# WHAT IS BEING ASKED:
Find the string "weekend" in the records. Copy every line it appears in.
>>
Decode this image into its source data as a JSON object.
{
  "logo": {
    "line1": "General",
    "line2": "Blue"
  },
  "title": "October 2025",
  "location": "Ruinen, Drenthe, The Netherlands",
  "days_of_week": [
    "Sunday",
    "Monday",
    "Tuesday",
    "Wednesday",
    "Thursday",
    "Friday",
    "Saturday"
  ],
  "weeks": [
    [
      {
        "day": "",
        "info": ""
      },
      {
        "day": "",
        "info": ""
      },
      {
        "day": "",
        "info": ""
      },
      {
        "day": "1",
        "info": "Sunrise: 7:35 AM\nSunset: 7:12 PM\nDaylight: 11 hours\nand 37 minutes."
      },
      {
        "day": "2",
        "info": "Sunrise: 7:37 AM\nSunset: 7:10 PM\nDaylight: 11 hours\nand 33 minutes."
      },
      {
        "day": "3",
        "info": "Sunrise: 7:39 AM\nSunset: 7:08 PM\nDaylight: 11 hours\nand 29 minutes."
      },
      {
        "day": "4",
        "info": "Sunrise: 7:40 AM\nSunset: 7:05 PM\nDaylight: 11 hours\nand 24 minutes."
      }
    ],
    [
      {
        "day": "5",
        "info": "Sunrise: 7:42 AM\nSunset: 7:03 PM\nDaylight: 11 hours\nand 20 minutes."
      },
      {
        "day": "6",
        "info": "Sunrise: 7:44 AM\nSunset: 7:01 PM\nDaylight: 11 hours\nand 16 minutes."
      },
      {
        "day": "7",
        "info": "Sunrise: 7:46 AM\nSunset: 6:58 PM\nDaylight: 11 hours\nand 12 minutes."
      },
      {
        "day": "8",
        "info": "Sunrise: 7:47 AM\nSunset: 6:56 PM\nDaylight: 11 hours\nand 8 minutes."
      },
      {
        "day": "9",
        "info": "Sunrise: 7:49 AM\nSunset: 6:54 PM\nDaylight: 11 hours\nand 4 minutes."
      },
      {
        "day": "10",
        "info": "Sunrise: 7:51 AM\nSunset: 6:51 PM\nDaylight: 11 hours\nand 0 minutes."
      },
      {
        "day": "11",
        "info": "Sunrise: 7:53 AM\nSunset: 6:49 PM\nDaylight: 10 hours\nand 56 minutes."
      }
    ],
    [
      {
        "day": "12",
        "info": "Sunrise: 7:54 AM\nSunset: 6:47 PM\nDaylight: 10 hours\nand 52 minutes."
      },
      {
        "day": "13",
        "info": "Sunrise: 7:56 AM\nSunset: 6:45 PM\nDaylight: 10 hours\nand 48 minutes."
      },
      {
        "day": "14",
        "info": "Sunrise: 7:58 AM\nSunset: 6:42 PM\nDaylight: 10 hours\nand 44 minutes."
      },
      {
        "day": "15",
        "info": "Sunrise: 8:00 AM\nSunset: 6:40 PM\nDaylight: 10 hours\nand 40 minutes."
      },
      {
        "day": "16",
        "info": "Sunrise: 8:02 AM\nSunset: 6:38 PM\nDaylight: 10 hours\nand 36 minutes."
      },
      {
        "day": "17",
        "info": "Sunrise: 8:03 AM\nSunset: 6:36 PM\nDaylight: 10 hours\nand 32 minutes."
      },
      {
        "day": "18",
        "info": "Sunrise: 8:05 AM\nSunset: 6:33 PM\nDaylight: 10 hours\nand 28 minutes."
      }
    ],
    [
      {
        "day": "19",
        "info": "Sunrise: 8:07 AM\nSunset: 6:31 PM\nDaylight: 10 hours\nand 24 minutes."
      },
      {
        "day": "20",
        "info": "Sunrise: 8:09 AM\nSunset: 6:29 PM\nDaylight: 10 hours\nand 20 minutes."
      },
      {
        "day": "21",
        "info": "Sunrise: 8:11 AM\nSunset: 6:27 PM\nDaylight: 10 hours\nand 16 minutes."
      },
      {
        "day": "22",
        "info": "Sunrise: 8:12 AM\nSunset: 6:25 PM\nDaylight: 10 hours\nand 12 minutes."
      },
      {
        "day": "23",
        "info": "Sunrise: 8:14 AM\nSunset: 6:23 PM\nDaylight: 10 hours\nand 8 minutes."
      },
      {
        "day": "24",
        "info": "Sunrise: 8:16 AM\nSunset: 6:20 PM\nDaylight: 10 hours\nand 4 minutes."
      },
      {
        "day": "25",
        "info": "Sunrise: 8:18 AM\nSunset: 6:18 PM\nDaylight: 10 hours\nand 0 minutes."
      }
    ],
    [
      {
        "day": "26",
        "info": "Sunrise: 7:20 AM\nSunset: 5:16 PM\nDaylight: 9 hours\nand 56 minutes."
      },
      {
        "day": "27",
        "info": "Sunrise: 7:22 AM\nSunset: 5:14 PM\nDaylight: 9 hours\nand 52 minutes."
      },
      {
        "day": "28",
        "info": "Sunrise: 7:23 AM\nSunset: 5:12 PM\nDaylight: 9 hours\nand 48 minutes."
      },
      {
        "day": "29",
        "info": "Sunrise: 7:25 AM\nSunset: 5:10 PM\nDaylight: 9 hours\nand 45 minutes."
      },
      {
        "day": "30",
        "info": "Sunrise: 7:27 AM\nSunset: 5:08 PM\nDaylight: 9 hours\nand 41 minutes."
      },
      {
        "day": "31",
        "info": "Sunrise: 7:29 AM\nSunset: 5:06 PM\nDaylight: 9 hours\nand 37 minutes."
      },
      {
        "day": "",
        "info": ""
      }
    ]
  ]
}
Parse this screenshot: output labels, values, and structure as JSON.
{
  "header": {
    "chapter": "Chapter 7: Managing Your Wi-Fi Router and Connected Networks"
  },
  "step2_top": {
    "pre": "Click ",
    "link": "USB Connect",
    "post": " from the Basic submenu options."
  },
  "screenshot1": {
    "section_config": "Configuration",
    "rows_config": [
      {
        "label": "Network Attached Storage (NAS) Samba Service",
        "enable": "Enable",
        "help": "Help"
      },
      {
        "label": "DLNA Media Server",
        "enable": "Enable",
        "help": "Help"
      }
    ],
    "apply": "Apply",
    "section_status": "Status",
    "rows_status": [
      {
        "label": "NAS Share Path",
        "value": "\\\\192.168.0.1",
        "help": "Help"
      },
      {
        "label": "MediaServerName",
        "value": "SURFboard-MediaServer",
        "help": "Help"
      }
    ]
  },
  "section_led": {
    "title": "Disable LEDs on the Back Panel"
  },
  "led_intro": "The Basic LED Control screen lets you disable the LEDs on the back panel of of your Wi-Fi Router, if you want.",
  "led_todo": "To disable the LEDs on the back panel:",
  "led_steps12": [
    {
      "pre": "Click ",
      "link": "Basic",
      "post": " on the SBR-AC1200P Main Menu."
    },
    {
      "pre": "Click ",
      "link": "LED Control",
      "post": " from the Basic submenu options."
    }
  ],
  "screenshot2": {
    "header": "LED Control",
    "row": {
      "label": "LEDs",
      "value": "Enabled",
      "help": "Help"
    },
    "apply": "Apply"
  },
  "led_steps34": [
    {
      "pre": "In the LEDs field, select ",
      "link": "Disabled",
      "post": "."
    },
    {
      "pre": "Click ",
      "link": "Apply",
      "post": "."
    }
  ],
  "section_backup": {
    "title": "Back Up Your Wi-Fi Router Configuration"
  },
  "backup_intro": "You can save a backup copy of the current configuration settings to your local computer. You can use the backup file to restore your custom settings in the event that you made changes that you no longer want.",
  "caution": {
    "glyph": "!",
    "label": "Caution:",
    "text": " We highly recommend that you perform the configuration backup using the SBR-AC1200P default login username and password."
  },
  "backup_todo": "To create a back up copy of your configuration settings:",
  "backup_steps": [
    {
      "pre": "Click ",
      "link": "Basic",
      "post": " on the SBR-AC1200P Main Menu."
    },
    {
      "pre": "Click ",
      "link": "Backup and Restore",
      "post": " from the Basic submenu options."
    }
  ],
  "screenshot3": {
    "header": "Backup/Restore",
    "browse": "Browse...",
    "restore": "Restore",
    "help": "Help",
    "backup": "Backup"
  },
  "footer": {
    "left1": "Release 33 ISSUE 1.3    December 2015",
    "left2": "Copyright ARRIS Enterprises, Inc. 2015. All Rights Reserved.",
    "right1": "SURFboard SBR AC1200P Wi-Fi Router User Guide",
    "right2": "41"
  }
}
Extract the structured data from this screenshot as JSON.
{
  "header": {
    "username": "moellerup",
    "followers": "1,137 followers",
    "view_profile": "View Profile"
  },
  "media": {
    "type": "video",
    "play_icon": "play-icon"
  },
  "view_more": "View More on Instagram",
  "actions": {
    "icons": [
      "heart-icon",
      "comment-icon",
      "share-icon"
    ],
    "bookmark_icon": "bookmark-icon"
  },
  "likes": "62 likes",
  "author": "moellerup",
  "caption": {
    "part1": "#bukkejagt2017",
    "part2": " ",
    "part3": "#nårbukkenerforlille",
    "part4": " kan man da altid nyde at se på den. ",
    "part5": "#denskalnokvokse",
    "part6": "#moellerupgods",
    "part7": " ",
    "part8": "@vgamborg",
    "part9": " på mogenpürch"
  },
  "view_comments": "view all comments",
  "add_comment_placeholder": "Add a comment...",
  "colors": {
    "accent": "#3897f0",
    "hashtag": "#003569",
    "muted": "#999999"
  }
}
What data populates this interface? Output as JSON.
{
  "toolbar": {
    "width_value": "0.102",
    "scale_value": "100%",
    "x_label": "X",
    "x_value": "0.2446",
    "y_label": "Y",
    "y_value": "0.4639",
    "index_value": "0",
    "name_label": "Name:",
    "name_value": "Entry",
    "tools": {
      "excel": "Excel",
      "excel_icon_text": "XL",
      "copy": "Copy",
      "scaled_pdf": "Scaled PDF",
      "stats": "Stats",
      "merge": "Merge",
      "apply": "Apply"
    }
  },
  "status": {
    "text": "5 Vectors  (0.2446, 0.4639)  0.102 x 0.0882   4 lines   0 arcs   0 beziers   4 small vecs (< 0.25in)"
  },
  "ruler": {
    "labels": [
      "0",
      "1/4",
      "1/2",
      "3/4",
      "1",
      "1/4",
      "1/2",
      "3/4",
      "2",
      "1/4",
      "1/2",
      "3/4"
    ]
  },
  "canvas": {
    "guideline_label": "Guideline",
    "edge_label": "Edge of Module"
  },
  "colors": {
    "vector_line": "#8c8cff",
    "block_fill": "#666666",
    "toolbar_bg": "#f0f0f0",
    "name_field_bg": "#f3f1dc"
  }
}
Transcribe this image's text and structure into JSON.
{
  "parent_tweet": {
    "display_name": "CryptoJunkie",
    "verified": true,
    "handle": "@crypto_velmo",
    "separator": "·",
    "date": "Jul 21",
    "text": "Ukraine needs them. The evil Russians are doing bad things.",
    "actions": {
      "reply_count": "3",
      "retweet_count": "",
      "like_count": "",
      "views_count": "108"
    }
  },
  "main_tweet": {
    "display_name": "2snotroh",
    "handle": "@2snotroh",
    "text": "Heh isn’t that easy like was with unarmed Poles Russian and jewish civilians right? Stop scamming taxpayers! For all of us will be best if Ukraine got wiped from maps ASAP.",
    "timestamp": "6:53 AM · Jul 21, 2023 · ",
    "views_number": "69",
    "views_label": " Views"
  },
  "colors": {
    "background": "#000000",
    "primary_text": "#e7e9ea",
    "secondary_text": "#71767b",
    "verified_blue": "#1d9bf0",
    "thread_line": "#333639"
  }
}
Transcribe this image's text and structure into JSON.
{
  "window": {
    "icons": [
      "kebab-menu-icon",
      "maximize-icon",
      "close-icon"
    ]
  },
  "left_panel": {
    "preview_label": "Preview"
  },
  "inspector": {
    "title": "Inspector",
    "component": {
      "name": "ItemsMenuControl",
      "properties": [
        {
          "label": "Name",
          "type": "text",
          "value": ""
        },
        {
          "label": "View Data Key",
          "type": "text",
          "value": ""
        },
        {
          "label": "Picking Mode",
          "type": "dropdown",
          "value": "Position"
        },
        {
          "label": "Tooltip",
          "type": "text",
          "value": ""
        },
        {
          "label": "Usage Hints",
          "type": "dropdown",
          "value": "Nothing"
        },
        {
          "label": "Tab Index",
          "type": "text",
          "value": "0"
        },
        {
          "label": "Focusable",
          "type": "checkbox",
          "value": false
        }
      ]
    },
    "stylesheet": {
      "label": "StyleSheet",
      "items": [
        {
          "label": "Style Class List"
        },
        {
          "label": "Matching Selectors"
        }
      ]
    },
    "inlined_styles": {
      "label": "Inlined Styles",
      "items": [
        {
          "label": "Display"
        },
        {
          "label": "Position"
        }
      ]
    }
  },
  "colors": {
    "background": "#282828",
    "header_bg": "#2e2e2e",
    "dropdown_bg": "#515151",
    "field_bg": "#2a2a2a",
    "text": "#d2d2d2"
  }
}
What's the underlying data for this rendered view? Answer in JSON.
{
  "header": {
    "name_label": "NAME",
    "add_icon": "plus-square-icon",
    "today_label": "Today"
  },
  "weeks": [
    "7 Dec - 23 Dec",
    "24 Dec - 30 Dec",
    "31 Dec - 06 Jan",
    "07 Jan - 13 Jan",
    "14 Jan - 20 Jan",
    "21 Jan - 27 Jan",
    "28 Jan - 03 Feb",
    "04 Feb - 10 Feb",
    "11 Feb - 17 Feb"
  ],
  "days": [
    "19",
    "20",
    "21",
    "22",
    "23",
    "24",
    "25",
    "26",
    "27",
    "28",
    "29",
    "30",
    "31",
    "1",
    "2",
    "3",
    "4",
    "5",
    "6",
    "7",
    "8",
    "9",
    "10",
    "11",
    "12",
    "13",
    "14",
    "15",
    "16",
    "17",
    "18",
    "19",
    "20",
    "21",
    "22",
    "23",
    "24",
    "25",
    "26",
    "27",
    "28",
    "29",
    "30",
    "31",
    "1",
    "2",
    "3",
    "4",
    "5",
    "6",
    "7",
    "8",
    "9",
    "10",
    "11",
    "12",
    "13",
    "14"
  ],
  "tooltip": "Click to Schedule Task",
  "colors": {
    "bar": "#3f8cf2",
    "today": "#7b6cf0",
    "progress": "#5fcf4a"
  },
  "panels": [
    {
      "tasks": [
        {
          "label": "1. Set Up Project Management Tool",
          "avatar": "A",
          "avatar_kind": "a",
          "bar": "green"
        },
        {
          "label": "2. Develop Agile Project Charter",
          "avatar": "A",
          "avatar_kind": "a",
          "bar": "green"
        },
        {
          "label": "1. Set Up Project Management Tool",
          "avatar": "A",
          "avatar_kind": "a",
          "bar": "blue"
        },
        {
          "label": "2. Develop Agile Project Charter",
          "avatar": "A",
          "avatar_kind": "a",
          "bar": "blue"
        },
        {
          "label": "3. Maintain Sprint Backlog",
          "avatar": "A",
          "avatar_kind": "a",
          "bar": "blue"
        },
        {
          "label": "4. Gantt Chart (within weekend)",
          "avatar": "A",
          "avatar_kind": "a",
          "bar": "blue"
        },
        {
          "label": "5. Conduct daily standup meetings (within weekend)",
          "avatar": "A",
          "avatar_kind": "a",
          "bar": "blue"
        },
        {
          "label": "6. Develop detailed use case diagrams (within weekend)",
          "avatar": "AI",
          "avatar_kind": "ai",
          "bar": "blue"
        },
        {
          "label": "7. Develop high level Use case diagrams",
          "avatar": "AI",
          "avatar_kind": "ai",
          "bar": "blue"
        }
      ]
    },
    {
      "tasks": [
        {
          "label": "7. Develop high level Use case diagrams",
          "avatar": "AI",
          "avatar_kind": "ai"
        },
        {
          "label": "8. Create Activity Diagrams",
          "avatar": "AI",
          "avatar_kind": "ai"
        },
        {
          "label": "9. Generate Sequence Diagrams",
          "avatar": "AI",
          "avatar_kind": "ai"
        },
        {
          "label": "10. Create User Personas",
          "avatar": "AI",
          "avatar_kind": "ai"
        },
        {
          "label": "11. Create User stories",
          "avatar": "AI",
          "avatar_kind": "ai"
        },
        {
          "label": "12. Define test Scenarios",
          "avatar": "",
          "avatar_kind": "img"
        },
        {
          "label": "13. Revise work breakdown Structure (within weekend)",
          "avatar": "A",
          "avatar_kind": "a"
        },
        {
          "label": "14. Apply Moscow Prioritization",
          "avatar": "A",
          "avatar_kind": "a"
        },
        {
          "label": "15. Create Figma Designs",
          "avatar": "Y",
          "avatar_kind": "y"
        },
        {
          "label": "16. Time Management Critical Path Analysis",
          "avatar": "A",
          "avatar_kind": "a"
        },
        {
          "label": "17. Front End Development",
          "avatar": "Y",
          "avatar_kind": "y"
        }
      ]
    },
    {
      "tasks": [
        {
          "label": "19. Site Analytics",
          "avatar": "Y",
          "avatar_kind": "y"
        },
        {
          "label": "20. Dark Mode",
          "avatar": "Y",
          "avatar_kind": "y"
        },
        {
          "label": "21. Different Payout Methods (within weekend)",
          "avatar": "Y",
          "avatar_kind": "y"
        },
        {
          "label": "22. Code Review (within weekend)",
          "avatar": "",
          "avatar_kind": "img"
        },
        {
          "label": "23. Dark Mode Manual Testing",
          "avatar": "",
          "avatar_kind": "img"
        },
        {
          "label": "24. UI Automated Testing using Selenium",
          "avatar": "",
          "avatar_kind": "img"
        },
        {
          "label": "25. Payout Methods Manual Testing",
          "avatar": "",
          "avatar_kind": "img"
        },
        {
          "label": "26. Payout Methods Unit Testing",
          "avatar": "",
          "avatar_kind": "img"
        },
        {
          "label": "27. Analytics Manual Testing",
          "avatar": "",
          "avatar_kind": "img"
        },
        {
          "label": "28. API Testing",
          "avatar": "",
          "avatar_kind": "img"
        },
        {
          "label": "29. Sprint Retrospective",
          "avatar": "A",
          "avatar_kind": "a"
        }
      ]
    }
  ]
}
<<
# RESPONSE:
          "label": "4. Gantt Chart (within weekend)",
          "label": "5. Conduct daily standup meetings (within weekend)",
          "label": "6. Develop detailed use case diagrams (within weekend)",
          "label": "13. Revise work breakdown Structure (within weekend)",
          "label": "21. Different Payout Methods (within weekend)",
          "label": "22. Code Review (within weekend)",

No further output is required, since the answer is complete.